* **Data listing**:
# # # #

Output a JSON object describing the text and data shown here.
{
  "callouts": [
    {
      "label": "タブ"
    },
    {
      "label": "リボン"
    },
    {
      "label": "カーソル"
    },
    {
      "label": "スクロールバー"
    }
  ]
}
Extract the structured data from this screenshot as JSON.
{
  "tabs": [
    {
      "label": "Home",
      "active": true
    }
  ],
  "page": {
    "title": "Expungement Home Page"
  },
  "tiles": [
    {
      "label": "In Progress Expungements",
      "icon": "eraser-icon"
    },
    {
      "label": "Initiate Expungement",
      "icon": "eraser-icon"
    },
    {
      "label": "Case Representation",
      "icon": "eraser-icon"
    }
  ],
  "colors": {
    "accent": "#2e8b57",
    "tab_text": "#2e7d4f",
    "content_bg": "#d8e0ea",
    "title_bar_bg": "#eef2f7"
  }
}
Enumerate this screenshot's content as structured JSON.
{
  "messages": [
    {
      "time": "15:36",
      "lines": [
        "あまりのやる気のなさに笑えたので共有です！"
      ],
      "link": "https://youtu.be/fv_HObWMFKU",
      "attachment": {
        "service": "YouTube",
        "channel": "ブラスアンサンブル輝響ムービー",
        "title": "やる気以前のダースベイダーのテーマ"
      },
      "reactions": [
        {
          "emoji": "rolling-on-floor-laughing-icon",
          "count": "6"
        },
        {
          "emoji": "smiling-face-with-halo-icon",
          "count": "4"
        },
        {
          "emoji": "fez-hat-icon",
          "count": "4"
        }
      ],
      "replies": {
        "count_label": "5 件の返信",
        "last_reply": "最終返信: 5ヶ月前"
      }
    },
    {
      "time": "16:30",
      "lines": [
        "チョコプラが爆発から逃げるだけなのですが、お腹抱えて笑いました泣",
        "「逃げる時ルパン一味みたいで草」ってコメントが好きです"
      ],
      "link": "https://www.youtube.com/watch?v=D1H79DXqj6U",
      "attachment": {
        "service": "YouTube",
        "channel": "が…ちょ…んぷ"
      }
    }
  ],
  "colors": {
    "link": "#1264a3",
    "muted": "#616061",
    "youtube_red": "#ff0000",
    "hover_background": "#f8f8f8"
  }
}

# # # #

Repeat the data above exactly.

* **Solved exercise**:
Output a JSON object describing the text and data shown here.
{
  "callouts": [
    {
      "label": "タブ"
    },
    {
      "label": "リボン"
    },
    {
      "label": "カーソル"
    },
    {
      "label": "スクロールバー"
    }
  ]
}
Extract the structured data from this screenshot as JSON.
{
  "tabs": [
    {
      "label": "Home",
      "active": true
    }
  ],
  "page": {
    "title": "Expungement Home Page"
  },
  "tiles": [
    {
      "label": "In Progress Expungements",
      "icon": "eraser-icon"
    },
    {
      "label": "Initiate Expungement",
      "icon": "eraser-icon"
    },
    {
      "label": "Case Representation",
      "icon": "eraser-icon"
    }
  ],
  "colors": {
    "accent": "#2e8b57",
    "tab_text": "#2e7d4f",
    "content_bg": "#d8e0ea",
    "title_bar_bg": "#eef2f7"
  }
}
Enumerate this screenshot's content as structured JSON.
{
  "messages": [
    {
      "time": "15:36",
      "lines": [
        "あまりのやる気のなさに笑えたので共有です！"
      ],
      "link": "https://youtu.be/fv_HObWMFKU",
      "attachment": {
        "service": "YouTube",
        "channel": "ブラスアンサンブル輝響ムービー",
        "title": "やる気以前のダースベイダーのテーマ"
      },
      "reactions": [
        {
          "emoji": "rolling-on-floor-laughing-icon",
          "count": "6"
        },
        {
          "emoji": "smiling-face-with-halo-icon",
          "count": "4"
        },
        {
          "emoji": "fez-hat-icon",
          "count": "4"
        }
      ],
      "replies": {
        "count_label": "5 件の返信",
        "last_reply": "最終返信: 5ヶ月前"
      }
    },
    {
      "time": "16:30",
      "lines": [
        "チョコプラが爆発から逃げるだけなのですが、お腹抱えて笑いました泣",
        "「逃げる時ルパン一味みたいで草」ってコメントが好きです"
      ],
      "link": "https://www.youtube.com/watch?v=D1H79DXqj6U",
      "attachment": {
        "service": "YouTube",
        "channel": "が…ちょ…んぷ"
      }
    }
  ],
  "colors": {
    "link": "#1264a3",
    "muted": "#616061",
    "youtube_red": "#ff0000",
    "hover_background": "#f8f8f8"
  }
}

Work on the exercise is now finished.